An Oregon State Police trooper has been “cleared” after video appeared to show him flashing an “OK” hand signal at a Black Lives Matter counter-protester.
The incident occurred during a BLM protest in Salem over the weekend, as footage of the interaction was streamed live on social media. At one point during the stream, the trooper is seen observing counter-protesters. He then walks up to a man wearing a “Black Bikes Matter” shirt, flashes the signal, and the counter-protester pats him on the back.
The video went viral on Saturday, and by Sunday, the State Police launched an investigation.
The “OK” hand gesture, which was originally used to indicate all is well, was classified as a symbol of hate by the Anti-Defamation League in 2019, for its association with white supremacy.
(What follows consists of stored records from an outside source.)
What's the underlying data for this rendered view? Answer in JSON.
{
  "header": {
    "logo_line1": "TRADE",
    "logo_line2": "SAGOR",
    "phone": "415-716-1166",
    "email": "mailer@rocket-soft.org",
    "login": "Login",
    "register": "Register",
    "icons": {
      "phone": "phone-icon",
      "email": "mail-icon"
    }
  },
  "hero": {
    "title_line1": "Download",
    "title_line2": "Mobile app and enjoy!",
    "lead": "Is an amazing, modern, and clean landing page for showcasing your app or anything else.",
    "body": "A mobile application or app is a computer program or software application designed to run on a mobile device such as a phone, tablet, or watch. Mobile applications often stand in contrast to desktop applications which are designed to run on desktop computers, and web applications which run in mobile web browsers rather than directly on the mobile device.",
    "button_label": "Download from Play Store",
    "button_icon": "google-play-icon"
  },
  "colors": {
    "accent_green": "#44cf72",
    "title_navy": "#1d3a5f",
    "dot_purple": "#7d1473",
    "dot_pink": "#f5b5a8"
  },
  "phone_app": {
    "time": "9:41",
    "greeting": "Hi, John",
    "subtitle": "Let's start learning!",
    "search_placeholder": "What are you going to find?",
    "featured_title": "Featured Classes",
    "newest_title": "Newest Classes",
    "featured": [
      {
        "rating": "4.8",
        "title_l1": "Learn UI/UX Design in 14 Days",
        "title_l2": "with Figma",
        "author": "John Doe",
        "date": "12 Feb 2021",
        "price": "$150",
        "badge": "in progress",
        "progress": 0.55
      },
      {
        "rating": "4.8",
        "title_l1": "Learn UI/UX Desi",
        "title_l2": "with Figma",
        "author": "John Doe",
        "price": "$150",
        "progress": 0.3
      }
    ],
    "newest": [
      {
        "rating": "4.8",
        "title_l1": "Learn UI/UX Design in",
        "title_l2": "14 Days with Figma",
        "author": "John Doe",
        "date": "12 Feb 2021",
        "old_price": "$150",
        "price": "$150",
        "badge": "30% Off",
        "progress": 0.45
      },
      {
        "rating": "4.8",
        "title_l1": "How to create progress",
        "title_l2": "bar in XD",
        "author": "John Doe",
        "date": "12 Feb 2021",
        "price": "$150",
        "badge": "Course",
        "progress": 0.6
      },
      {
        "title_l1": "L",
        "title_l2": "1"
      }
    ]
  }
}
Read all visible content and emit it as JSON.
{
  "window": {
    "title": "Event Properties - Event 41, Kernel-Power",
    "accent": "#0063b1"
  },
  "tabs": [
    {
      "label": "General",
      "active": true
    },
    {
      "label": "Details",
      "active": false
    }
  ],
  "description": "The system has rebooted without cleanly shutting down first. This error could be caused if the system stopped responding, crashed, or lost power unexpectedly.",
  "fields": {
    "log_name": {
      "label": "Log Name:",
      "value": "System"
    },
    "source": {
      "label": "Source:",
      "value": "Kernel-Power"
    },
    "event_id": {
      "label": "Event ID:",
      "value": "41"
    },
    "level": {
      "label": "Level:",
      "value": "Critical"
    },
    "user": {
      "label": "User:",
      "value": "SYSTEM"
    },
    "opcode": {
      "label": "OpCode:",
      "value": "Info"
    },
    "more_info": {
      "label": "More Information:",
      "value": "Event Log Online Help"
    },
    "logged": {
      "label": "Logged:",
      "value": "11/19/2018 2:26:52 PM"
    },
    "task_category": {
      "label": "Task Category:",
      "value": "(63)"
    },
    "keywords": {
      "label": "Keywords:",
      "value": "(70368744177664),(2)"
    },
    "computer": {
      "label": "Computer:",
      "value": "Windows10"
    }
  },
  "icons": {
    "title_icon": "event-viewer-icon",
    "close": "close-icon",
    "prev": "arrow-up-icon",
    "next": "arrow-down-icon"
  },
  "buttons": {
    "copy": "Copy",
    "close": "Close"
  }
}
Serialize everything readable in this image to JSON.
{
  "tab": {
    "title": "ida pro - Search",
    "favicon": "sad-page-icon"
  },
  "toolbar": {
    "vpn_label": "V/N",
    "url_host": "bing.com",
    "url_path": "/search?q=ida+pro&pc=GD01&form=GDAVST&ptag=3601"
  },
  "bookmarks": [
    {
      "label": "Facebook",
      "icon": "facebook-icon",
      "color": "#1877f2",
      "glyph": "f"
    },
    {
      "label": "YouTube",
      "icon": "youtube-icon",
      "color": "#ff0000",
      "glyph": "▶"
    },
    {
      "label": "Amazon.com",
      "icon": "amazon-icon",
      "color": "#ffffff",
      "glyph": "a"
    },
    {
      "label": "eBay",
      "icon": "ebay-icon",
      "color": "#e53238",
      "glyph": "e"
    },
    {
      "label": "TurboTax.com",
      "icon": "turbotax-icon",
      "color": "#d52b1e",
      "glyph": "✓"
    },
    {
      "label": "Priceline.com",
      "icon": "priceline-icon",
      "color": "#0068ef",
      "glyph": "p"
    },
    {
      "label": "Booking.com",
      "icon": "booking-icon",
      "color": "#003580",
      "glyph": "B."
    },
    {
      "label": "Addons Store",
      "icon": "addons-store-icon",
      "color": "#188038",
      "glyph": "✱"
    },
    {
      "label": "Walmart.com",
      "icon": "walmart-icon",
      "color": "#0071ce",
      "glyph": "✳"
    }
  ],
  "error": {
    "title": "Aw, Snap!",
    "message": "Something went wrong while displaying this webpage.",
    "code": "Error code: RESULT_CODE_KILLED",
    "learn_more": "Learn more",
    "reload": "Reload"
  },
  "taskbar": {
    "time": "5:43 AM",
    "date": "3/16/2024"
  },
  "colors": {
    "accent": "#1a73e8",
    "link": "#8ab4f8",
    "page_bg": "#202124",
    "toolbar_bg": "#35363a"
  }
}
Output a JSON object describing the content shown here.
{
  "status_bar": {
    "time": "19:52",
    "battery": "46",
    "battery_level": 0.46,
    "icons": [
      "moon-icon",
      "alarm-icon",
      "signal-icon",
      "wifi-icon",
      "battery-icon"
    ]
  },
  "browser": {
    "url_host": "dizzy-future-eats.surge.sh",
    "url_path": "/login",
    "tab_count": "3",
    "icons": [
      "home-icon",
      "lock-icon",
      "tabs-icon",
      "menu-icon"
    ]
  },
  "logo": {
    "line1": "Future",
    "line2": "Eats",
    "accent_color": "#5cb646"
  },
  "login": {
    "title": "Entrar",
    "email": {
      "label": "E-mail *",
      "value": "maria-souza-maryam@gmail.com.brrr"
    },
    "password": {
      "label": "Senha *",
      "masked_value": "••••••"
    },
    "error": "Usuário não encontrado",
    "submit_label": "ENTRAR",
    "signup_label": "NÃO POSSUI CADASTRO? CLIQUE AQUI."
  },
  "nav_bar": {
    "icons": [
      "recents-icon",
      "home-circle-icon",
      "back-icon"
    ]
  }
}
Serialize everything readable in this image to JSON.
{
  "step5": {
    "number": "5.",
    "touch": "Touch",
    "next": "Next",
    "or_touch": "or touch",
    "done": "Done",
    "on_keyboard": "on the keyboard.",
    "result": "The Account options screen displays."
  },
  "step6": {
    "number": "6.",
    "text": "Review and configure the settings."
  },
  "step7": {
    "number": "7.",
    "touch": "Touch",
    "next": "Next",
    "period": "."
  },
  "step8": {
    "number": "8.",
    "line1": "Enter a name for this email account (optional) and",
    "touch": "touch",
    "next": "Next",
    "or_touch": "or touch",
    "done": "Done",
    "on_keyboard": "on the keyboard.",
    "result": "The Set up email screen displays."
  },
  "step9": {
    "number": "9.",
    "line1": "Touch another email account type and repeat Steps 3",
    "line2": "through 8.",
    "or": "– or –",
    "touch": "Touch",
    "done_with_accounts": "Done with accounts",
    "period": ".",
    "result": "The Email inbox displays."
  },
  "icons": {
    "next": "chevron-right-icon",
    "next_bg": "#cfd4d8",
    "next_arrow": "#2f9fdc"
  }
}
However, according to the Oregon State Police Department, the trooper did not flash the signal that “some could interpret as racist or sympathizing with racist ideology.” Instead, police said the trooper “was simply checking on the man’s status,” using the symbol to make sure the man was “OK.”
In a video released by police, titled, “OSP addressing false accusation,” bodycam footage showed the counter-protester getting knocked down by a protester, who has been identified as Christopher Davis, 50. (Davis has been charged with disorderly conduct and harassment). About 55 seconds later, the officer approaches the man, flashes the signal, and the counter-protester pats him on the back.
— Nat 🌻 (@ToshiiLynn) July 5, 2020
“Best available evidence indicates the trooper was simply checking on the man’s status and used the universal signal to signify this inquiry, which the man gestured he was- then patted this trooper and a second trooper on their shoulders in an apparent signal of appreciation. The man was the victim of a crime,” the police said.
“OSP condemns all racist behaviors and does not allow white supremacist behaviors by our officers and staff. The OSP Trooper identified in this video did not engage in any white supremacy behavior,” implicity or explicit,” the State Police said in a statement.
“We appreciate that the public would be concerned and rightfully outraged if an OSP trooper were to flash an offensive gesture. We would share in that outrage and concern. In this instance, we would ask the public await the complete information before condemning a trooper with an irreparable and harmful label.”